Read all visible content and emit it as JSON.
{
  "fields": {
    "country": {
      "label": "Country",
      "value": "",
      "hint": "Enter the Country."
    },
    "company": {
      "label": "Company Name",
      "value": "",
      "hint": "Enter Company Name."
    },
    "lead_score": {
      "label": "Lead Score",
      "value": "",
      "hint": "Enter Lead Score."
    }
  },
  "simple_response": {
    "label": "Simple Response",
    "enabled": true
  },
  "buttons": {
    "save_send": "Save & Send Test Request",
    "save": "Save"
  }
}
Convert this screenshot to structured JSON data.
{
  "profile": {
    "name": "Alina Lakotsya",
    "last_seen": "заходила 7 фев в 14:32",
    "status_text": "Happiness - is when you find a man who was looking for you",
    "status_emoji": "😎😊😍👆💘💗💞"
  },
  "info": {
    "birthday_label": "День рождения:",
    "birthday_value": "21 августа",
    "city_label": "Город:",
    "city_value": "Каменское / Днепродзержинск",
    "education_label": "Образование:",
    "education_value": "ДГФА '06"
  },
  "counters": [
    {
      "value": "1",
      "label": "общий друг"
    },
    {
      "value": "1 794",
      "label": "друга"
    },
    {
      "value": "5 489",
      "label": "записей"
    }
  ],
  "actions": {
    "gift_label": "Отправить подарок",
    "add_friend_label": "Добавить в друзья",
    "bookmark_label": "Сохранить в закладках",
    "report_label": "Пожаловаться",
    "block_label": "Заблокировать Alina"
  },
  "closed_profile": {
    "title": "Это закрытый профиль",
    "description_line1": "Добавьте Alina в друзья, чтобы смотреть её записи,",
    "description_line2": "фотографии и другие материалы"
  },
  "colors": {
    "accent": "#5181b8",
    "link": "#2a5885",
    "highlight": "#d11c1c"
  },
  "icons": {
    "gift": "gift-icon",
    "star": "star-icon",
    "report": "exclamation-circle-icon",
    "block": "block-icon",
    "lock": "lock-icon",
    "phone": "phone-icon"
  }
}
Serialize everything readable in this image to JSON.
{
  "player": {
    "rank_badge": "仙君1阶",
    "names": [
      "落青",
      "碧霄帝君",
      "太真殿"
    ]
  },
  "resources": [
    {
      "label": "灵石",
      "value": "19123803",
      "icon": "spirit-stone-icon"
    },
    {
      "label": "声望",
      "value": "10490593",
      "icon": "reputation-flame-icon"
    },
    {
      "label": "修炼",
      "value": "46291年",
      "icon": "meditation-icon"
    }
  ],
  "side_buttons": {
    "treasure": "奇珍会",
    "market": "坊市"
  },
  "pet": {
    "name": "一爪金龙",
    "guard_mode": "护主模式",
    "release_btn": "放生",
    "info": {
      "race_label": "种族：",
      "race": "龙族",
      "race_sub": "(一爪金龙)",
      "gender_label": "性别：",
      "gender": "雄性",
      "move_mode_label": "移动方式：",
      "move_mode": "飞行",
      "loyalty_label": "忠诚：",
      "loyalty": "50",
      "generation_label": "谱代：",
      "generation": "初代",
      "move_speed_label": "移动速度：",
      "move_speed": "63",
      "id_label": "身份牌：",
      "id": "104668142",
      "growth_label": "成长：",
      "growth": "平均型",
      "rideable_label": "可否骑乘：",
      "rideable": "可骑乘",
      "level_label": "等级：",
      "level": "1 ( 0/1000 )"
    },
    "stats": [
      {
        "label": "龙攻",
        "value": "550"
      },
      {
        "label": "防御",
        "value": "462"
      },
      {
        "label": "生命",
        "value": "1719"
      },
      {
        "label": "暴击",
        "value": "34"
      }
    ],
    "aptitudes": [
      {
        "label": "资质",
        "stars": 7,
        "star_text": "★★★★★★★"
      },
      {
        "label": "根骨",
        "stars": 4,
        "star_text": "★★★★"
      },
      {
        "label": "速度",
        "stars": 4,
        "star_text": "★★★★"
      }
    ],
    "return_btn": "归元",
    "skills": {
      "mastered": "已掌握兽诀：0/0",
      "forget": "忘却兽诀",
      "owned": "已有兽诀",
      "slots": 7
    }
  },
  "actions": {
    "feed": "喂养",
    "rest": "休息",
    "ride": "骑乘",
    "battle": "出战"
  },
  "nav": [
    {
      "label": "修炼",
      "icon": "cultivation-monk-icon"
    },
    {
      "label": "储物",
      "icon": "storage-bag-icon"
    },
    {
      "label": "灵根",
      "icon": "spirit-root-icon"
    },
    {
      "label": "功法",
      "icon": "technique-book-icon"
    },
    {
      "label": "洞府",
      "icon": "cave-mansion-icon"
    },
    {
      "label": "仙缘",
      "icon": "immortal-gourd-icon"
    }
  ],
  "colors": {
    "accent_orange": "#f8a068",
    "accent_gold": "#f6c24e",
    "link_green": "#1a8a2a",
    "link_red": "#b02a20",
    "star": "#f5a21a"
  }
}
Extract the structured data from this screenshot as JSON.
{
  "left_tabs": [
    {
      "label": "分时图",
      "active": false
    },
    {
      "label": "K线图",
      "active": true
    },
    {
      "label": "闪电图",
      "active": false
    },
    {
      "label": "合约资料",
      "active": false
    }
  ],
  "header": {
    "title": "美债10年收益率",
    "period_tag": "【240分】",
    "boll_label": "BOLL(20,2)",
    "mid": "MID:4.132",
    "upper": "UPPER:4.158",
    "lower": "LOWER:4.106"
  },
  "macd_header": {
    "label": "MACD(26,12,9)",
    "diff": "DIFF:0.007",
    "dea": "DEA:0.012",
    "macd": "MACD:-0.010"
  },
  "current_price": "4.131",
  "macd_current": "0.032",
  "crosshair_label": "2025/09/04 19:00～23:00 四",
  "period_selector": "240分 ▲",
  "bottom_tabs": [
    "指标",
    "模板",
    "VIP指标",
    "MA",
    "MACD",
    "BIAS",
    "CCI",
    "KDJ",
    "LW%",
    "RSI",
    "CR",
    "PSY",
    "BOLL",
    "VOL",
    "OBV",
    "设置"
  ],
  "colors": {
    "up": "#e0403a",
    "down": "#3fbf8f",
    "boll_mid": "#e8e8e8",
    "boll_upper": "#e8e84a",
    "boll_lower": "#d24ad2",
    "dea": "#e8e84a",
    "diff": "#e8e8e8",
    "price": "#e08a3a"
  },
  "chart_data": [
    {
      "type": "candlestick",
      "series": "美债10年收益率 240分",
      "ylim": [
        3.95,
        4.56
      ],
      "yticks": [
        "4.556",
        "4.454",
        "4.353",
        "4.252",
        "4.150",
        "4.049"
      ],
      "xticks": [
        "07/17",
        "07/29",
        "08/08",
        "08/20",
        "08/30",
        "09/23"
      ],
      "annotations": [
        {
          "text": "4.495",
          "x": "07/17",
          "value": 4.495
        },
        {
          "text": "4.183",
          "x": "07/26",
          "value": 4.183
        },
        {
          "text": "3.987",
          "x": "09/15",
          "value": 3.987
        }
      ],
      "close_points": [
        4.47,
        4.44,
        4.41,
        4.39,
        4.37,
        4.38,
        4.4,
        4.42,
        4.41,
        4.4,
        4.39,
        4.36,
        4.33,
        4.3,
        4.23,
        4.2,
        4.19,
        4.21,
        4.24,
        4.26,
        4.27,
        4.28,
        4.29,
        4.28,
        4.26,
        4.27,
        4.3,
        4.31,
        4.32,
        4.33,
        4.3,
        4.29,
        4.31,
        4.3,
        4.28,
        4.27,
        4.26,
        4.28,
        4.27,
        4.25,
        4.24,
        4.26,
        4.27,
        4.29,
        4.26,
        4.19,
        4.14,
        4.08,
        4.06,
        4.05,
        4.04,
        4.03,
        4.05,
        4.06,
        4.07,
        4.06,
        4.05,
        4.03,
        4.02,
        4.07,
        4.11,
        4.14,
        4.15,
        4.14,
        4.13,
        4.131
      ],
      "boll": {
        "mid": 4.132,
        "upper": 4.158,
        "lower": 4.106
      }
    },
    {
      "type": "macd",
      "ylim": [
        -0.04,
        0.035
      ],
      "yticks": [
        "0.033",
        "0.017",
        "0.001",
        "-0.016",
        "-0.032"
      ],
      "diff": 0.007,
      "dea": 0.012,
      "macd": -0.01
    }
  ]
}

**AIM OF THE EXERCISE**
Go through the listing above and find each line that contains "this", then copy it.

**TASK ANSWER**
Convert this screenshot to structured JSON data.
Serialize everything readable in this image to JSON.
Extract the structured data from this screenshot as JSON.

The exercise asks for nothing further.